===== Records supplied

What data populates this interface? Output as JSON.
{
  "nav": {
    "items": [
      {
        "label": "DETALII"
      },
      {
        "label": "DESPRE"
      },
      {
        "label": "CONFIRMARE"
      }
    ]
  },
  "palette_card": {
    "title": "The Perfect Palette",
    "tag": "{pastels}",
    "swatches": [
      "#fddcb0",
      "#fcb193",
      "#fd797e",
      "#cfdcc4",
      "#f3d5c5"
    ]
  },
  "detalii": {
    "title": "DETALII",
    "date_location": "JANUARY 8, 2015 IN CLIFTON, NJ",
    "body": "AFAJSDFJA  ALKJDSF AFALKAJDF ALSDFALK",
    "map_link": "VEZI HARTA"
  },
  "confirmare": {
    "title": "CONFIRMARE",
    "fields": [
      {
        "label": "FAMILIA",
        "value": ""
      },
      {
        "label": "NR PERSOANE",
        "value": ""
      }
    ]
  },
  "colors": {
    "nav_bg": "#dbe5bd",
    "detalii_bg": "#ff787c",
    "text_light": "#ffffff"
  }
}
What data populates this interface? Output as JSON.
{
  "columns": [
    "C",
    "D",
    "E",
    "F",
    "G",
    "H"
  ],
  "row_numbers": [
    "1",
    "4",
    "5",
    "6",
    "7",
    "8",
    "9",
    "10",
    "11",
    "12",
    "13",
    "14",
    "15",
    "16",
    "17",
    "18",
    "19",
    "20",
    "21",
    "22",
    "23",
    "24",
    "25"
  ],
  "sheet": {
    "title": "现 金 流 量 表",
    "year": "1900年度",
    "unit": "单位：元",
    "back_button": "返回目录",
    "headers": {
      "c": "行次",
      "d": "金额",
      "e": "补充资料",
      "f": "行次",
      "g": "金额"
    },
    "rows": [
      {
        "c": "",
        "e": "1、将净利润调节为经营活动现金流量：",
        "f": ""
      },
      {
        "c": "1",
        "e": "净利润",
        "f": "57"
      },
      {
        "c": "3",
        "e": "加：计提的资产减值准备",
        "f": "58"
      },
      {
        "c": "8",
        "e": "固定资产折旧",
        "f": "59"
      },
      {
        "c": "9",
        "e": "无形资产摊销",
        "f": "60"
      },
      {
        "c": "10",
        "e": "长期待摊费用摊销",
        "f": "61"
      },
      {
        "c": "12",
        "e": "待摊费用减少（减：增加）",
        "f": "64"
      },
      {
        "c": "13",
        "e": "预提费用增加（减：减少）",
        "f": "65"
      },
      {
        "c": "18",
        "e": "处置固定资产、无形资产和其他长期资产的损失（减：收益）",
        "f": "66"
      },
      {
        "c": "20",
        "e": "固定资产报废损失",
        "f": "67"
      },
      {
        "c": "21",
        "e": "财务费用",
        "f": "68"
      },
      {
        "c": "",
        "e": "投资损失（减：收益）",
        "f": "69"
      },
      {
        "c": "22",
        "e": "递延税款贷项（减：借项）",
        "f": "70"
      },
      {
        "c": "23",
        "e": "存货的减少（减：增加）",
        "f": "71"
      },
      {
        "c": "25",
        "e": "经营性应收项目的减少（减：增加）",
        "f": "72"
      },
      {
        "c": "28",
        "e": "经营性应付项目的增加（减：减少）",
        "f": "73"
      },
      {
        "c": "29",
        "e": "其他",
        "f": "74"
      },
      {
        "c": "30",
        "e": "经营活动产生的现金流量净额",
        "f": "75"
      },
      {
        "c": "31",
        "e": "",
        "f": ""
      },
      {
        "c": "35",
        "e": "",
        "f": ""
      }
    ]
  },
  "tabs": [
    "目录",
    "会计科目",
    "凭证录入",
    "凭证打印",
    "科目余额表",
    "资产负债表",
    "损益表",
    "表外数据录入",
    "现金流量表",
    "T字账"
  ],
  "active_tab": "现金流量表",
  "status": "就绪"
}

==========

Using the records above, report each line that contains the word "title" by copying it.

    "title": "The Perfect Palette",
    "title": "DETALII",
    "title": "CONFIRMARE",
    "title": "现 金 流 量 表",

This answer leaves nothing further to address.